═════ MATERIAL TO PROCESS ═════

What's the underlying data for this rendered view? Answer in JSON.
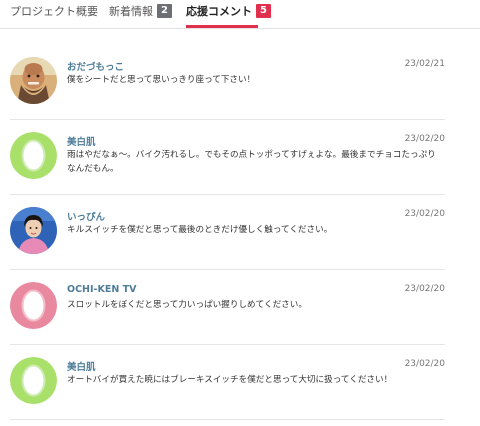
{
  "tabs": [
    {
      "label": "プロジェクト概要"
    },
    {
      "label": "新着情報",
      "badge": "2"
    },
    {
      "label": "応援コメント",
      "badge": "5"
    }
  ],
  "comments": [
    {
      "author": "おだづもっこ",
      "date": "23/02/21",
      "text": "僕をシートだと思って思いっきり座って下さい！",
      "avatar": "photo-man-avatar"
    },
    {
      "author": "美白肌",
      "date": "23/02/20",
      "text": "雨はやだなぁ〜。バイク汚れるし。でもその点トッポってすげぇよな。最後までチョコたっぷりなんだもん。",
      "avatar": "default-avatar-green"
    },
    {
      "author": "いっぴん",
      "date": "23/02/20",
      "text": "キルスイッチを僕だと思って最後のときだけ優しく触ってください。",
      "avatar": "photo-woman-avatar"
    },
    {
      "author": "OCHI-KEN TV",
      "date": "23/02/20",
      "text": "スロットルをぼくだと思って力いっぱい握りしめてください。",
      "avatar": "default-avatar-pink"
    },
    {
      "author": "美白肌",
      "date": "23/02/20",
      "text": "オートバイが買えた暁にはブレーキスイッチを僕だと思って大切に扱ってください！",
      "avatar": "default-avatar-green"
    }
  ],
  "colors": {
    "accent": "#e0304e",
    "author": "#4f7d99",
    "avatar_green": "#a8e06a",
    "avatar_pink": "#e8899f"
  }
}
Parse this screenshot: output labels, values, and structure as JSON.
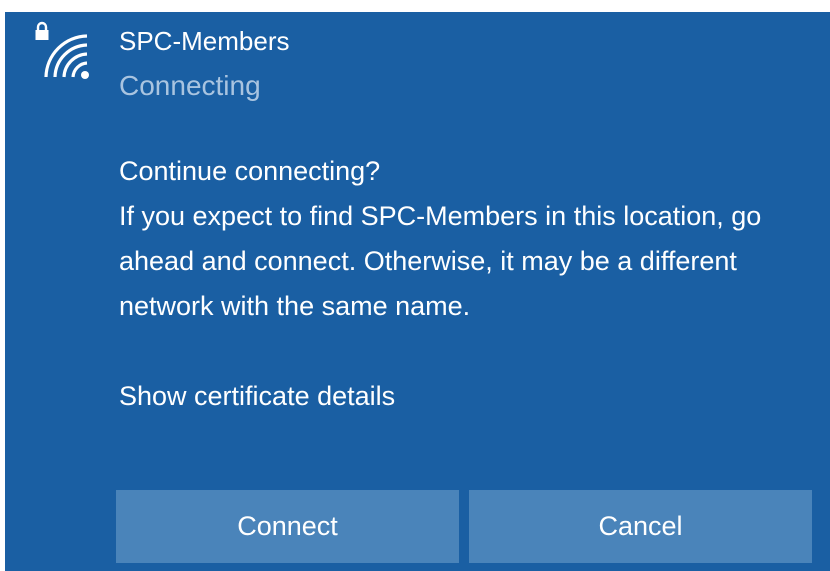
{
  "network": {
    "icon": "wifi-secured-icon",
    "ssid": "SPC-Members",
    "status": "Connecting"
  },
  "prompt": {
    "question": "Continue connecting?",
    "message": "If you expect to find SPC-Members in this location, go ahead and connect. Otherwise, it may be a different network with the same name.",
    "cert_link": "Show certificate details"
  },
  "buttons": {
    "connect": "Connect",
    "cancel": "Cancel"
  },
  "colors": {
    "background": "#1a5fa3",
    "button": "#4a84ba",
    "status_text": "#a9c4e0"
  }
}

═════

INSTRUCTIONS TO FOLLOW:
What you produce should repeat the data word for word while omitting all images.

REPLY TO THE EXERCISE:
What's the underlying data for this rendered view? Answer in JSON.
{
  "tabs": [
    {
      "label": "プロジェクト概要"
    },
    {
      "label": "新着情報",
      "badge": "2"
    },
    {
      "label": "応援コメント",
      "badge": "5"
    }
  ],
  "comments": [
    {
      "author": "おだづもっこ",
      "date": "23/02/21",
      "text": "僕をシートだと思って思いっきり座って下さい！",
      "avatar": "photo-man-avatar"
    },
    {
      "author": "美白肌",
      "date": "23/02/20",
      "text": "雨はやだなぁ〜。バイク汚れるし。でもその点トッポってすげぇよな。最後までチョコたっぷりなんだもん。",
      "avatar": "default-avatar-green"
    },
    {
      "author": "いっぴん",
      "date": "23/02/20",
      "text": "キルスイッチを僕だと思って最後のときだけ優しく触ってください。",
      "avatar": "photo-woman-avatar"
    },
    {
      "author": "OCHI-KEN TV",
      "date": "23/02/20",
      "text": "スロットルをぼくだと思って力いっぱい握りしめてください。",
      "avatar": "default-avatar-pink"
    },
    {
      "author": "美白肌",
      "date": "23/02/20",
      "text": "オートバイが買えた暁にはブレーキスイッチを僕だと思って大切に扱ってください！",
      "avatar": "default-avatar-green"
    }
  ],
  "colors": {
    "accent": "#e0304e",
    "author": "#4f7d99",
    "avatar_green": "#a8e06a",
    "avatar_pink": "#e8899f"
  }
}
Parse this screenshot: output labels, values, and structure as JSON.
{
  "network": {
    "icon": "wifi-secured-icon",
    "ssid": "SPC-Members",
    "status": "Connecting"
  },
  "prompt": {
    "question": "Continue connecting?",
    "message": "If you expect to find SPC-Members in this location, go ahead and connect. Otherwise, it may be a different network with the same name.",
    "cert_link": "Show certificate details"
  },
  "buttons": {
    "connect": "Connect",
    "cancel": "Cancel"
  },
  "colors": {
    "background": "#1a5fa3",
    "button": "#4a84ba",
    "status_text": "#a9c4e0"
  }
}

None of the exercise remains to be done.